Upmarket hostels edging in on the US market
Some investors are betting the next big market in hospitality will be the scruffy, cost-conscious backpacking crowd.
AllianceBernstein LP, Invesco Ltd. and billionaire Ronald Burkle’s Yucaipa Cos. all are pouring money into upscale youth hostels, a new kind of lodging that has been growing in Europe and is starting to crack the U.S. market.
These accommodations look nothing like what travelling college students of years ago are likely to remember. Back then, a youth-hostel stay usually meant sharing dingy, cramped quarters with a dozen strangers and waiting to use a communal restroom.
The modern hostel still offers the social lubricant of shared rooms, though generally for fewer people. But in other respects it more closely resembles a fashionable boutique hotel. Such properties feature private bathrooms, vibrant bars with specialty cocktails, yoga classes on rooftops, and mahogany-filled rooms from interior designers like Roman & Williams. Most also offer the option of private rooms with one or two beds.
This month, Freehand, one of the first of these brands based in the U.S., is opening a Chicago hostel. It is its second U.S. property, following one in Miami Beach that has 278 beds and opened in 2012. Generator Hostels, the operator of nine European hostels with 6,200 beds, is close to a deal to acquire a building on Collins Avenue in Miami Beach for its first U.S. hostel, say people familiar with the matter.

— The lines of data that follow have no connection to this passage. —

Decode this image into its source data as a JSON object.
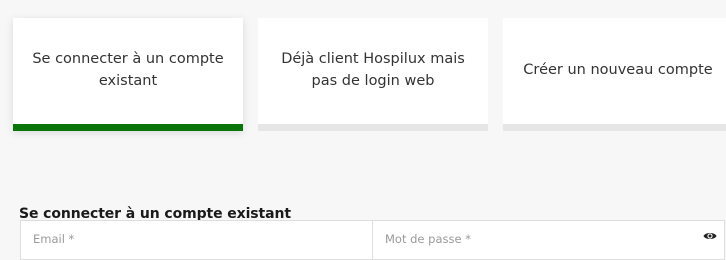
{
  "tabs": [
    {
      "label": "Se connecter à un compte existant",
      "active": true
    },
    {
      "label": "Déjà client Hospilux mais pas de login web",
      "active": false
    },
    {
      "label": "Créer un nouveau compte",
      "active": false
    }
  ],
  "colors": {
    "accent": "#087409",
    "inactive_bar": "#e6e6e6",
    "background": "#f7f7f7"
  },
  "section": {
    "title": "Se connecter à un compte existant"
  },
  "form": {
    "email": {
      "placeholder": "Email *",
      "value": ""
    },
    "password": {
      "placeholder": "Mot de passe *",
      "value": "",
      "icon": "eye-icon"
    }
  }
}
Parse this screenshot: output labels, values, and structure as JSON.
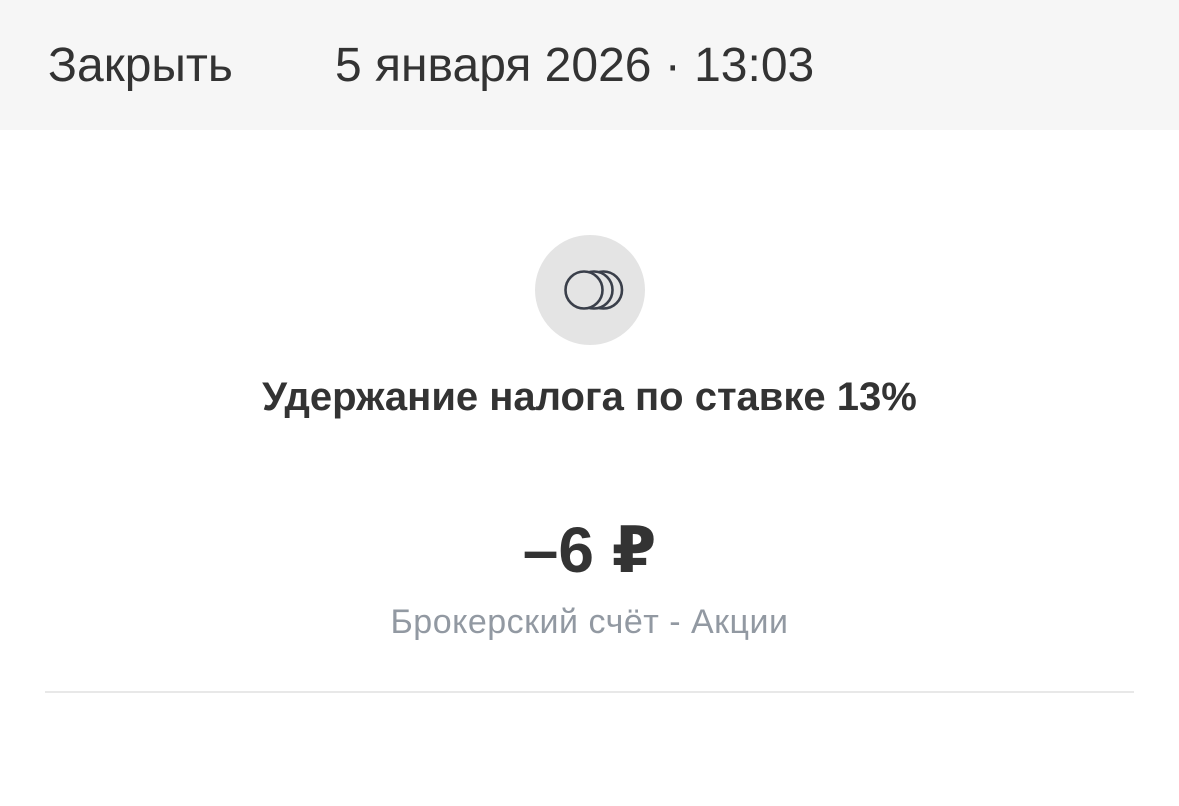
{
  "header": {
    "close_label": "Закрыть",
    "datetime": "5 января 2026 · 13:03"
  },
  "operation": {
    "icon": "coins-icon",
    "title": "Удержание налога по ставке 13%",
    "amount": "–6 ₽",
    "account": "Брокерский счёт - Акции"
  },
  "colors": {
    "header_bg": "#f6f6f6",
    "text_primary": "#333333",
    "text_secondary": "#9299a2",
    "icon_bg": "#e4e4e4",
    "icon_stroke": "#3a3f4a"
  }
}
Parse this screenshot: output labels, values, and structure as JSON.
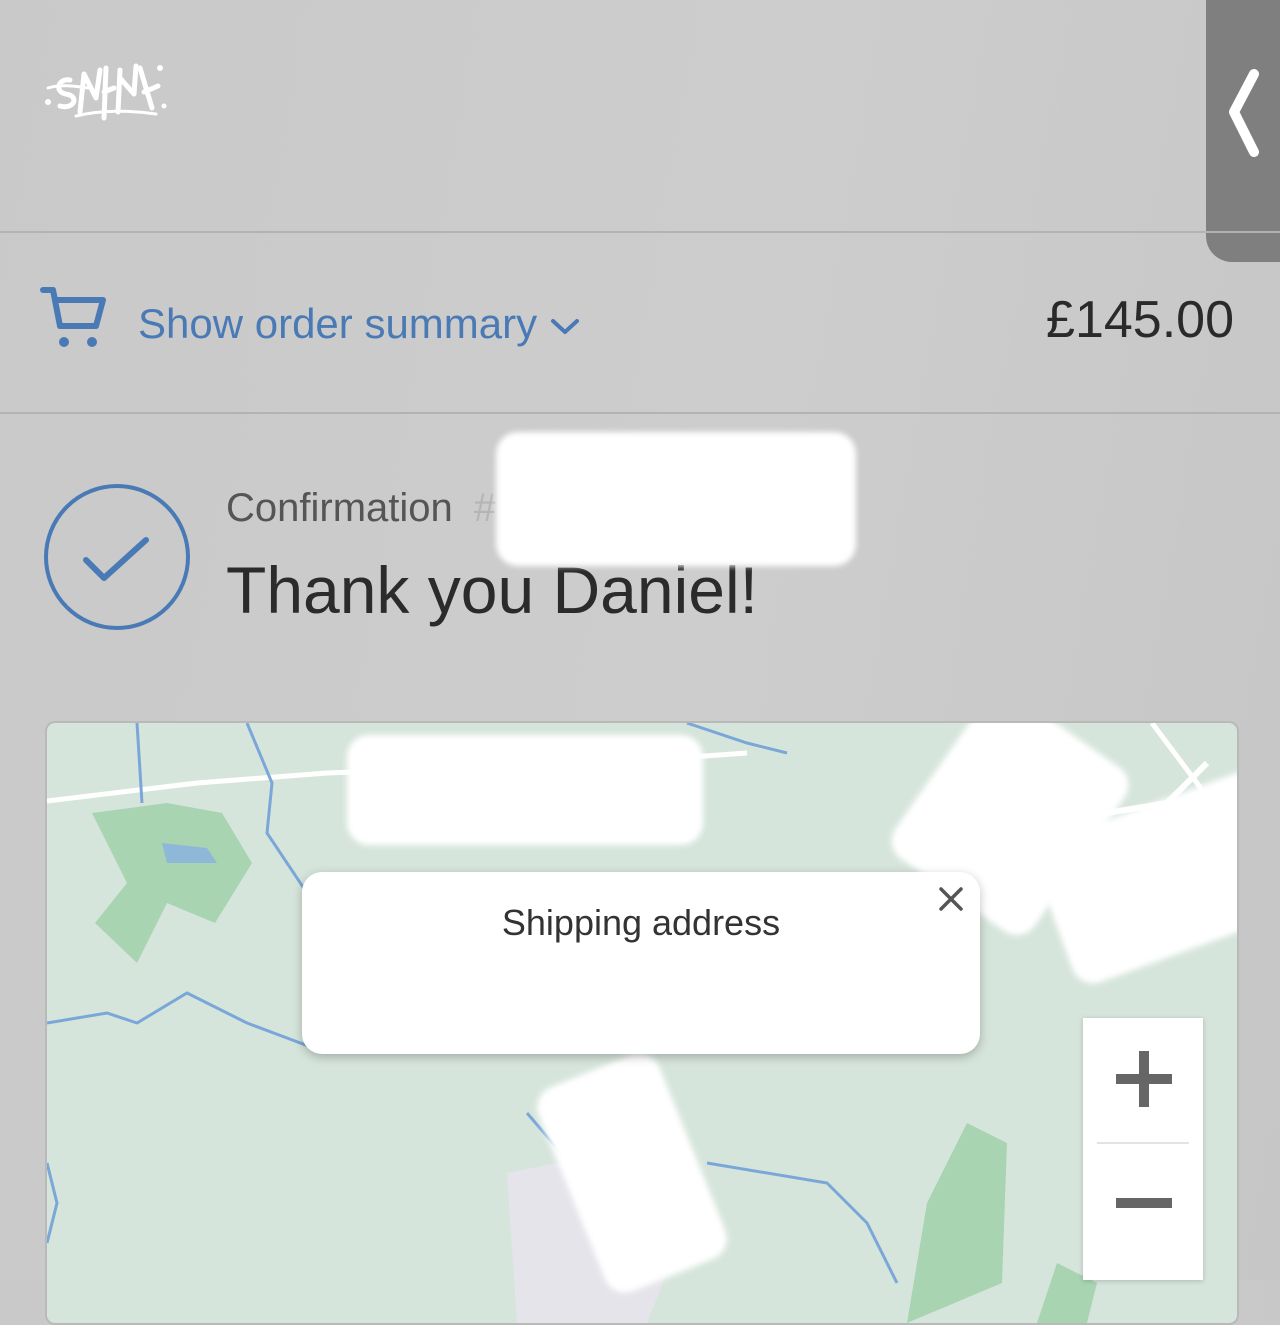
{
  "header": {
    "logo_icon": "graffiti-logo-icon",
    "side_tab_icon": "chevron-left-icon"
  },
  "order_summary": {
    "toggle_label": "Show order summary",
    "total": "£145.00",
    "icons": [
      "cart-icon",
      "chevron-down-icon"
    ]
  },
  "confirmation": {
    "label": "Confirmation",
    "number_prefix": "#",
    "thanks": "Thank you Daniel!",
    "icon": "check-circle-icon"
  },
  "map": {
    "info_window": {
      "title": "Shipping address",
      "close_icon": "close-icon"
    },
    "zoom": {
      "in_label": "+",
      "out_label": "−"
    }
  },
  "colors": {
    "accent": "#4a7ab5",
    "background": "#cbcbcb",
    "map": "#d6e5dc"
  }
}
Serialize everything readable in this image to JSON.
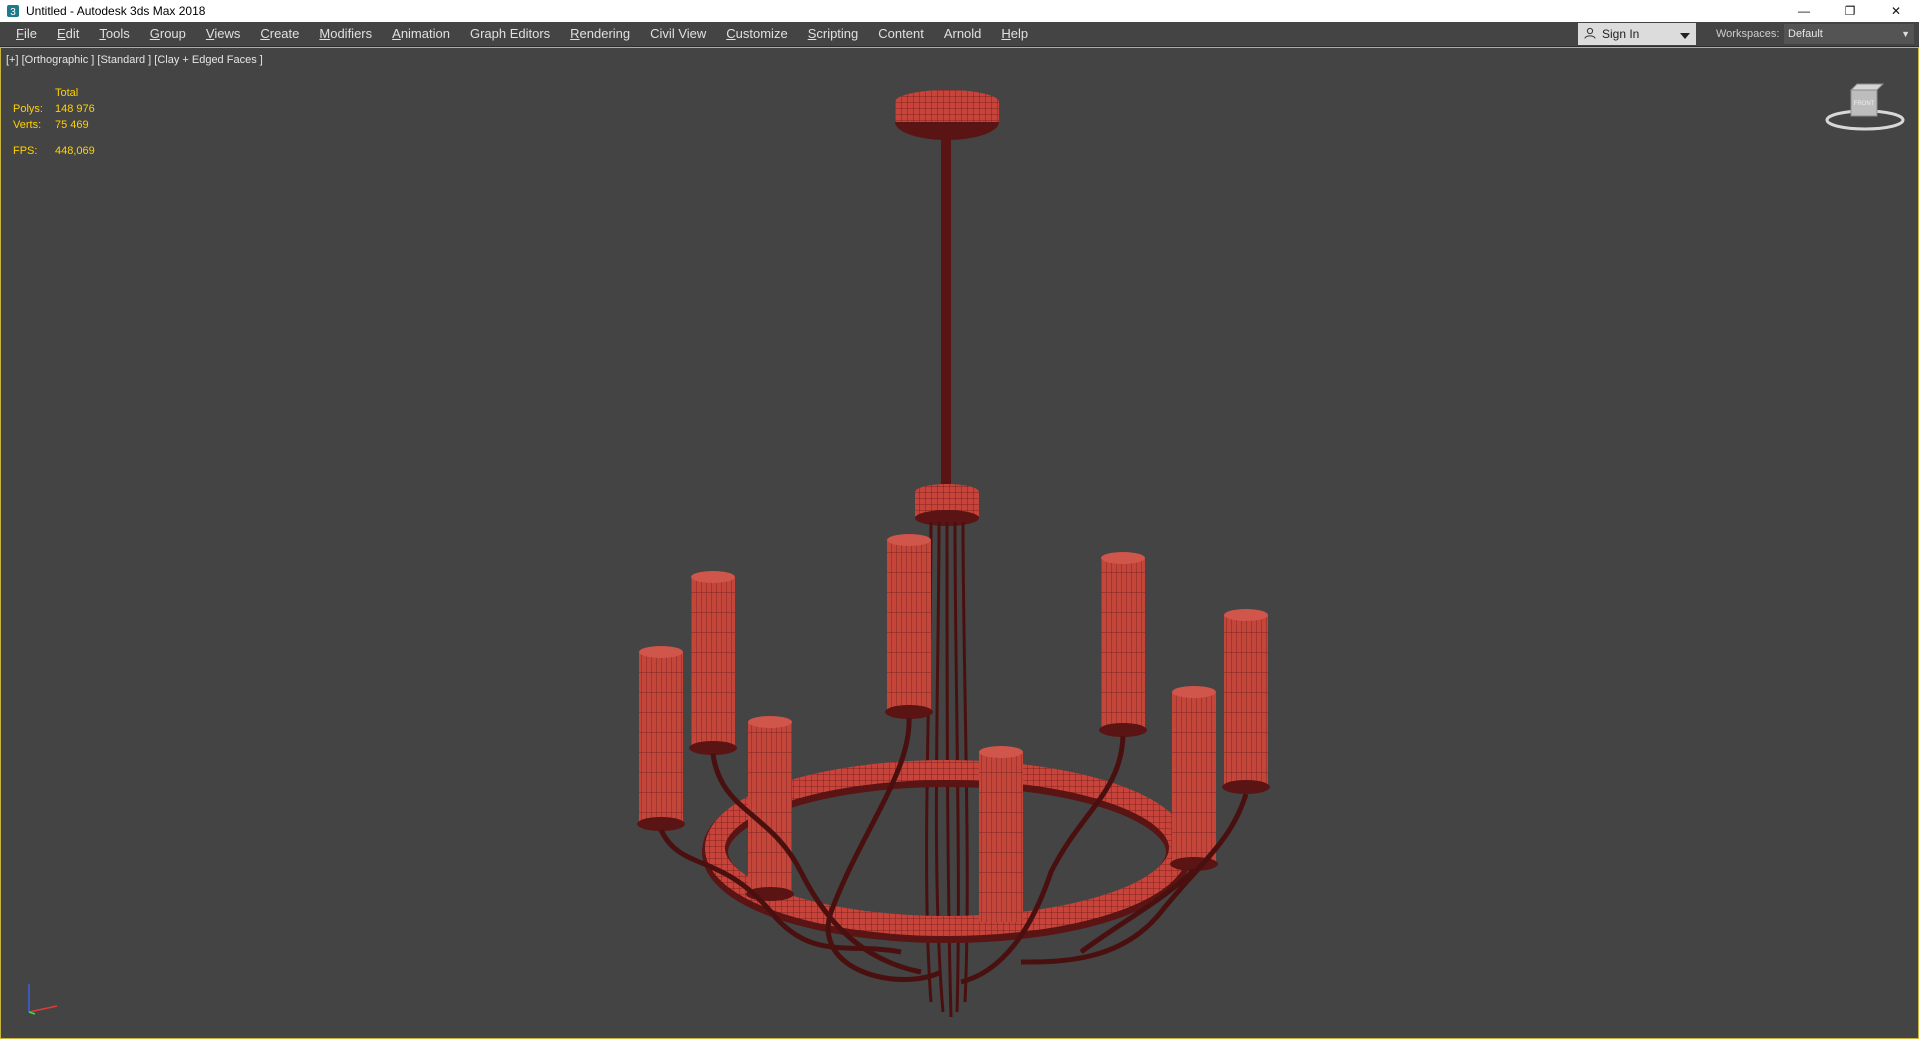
{
  "window": {
    "title": "Untitled - Autodesk 3ds Max 2018",
    "controls": {
      "minimize": "—",
      "restore": "❐",
      "close": "✕"
    }
  },
  "menu": {
    "items": [
      {
        "label": "File",
        "accel": "F",
        "rest": "ile"
      },
      {
        "label": "Edit",
        "accel": "E",
        "rest": "dit"
      },
      {
        "label": "Tools",
        "accel": "T",
        "rest": "ools"
      },
      {
        "label": "Group",
        "accel": "G",
        "rest": "roup"
      },
      {
        "label": "Views",
        "accel": "V",
        "rest": "iews"
      },
      {
        "label": "Create",
        "accel": "C",
        "rest": "reate"
      },
      {
        "label": "Modifiers",
        "accel": "M",
        "rest": "odifiers"
      },
      {
        "label": "Animation",
        "accel": "A",
        "rest": "nimation"
      },
      {
        "label": "Graph Editors",
        "accel": "",
        "rest": "Graph Editors"
      },
      {
        "label": "Rendering",
        "accel": "R",
        "rest": "endering"
      },
      {
        "label": "Civil View",
        "accel": "",
        "rest": "Civil View"
      },
      {
        "label": "Customize",
        "accel": "C",
        "rest": "ustomize"
      },
      {
        "label": "Scripting",
        "accel": "S",
        "rest": "cripting"
      },
      {
        "label": "Content",
        "accel": "",
        "rest": "Content"
      },
      {
        "label": "Arnold",
        "accel": "",
        "rest": "Arnold"
      },
      {
        "label": "Help",
        "accel": "H",
        "rest": "elp"
      }
    ]
  },
  "account": {
    "signin_label": "Sign In"
  },
  "workspaces": {
    "label": "Workspaces:",
    "value": "Default"
  },
  "viewport": {
    "label": "[+] [Orthographic ] [Standard ] [Clay + Edged Faces ]",
    "stats": {
      "header": "Total",
      "polys_label": "Polys:",
      "polys_value": "148 976",
      "verts_label": "Verts:",
      "verts_value": "75 469",
      "fps_label": "FPS:",
      "fps_value": "448,069"
    },
    "viewcube_face": "FRONT",
    "object_color": "#c8443a",
    "wire_color": "#5a1414"
  }
}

Josh Wyatt, a partner at Patron Capital Partners, the London-based private-equity firm that is the majority owner of Generator, says the high-end hostel concept represented a new niche. “We looked at the boutique space and said, ‘No one really does this with hostels,’ ” he says.
The budding interest in a sector historically dominated by modest mom-and-pop operations shows how well the hospitality market is doing, but also how crowded the more-traditional segments of the market have become. It also shows how any business model that attracts the much-coveted millennial generation, often defined as the group born between 1980 and 2000, holds a particular investor appeal.
A recent report from real-estate broker CBRE Group Inc. says this generation of travelers has about €200 billion ($220 billion) in annual spending power, stays longer when travelling than other age groups, and didn’t much slow its travelling during the recession. “The millennials want something cheap, but they want it to be cool,” says Bert Crouch, a portfolio manager at Invesco, which last year paid €60 million for a 23% stake in Generator.
The hostel model typically relies on high per-room occupancy and lower costs, such as providing only light housekeeping in the shared rooms. It also counts on strong food and beverage sales. Mr. Wyatt says Generator’s average bed rate is €25 and that guests typically spend at least half that amount at the bar or restaurant or on travel items sold at the hostel.
Hostel owners say their products attract budget-minded travelers to cities they might otherwise not be able to afford. A spot in an eight-bed room at the Freehand Miami has rented on average in 2015 for about $42 a night, Freehand says. By contrast, a hotel room in Miami this year charged on average $242 a night, according to data tracker STR Inc.
Some analysts caution that the track record for these modern hostels is short and predicting the future tastes of the younger generation can be difficult. In the U.S., there could also be a perception problem to overcome, since hostels are still often associated with concerns about safety, noise and cleanliness.
“We’d be naive to think the concept will be accepted right off,” Invesco’s Mr. Crouch says. “But it won’t take long with social media for the word to spread about the experience.”
Hostels have to compete with other low-cost options, including budget hotels and home-rental companies like Airbnb Inc. Operators looking to open hostels in New York also face potential legal issues. A local law limits the number of people who aren’t traveling together that can stay in a room at the same time.
“We have the capital ready to go and a few sites in mind, but we need to be legal to be ready to operate,” says Robert Savage, spokesman for Beds & Bars, a U.K.-based hostel company that operates in 10 European cities. He says the company is avoiding the U.S. until it can start with a foothold in New York.
Not everyone is deterred. Andrew Zobler, chief executive of hotel developer Sydell Group, which owns Freehand with Yucaipa and AllianceBernstein, says he plans to open a downtown Manhattan property within three years, tweaking his formula to focus more on private rooms.
Freehand also expects to open a Los Angeles hostel in about 18 months. Mr. Zobler says he and his partners are spending $250 million on the four projects.
Generator got its start in 2007 when Patron bought hostels in London and Berlin, with part of the €40 million Patron allotted to this investment idea. The company expects to have 13 hostels open by the end of 2016, and it is looking in Los Angeles, Washington and other U.S. cities.
“It may be a few years for the U.S. to fully embrace hostels,” Mr. Wyatt says. “But there is momentum building.”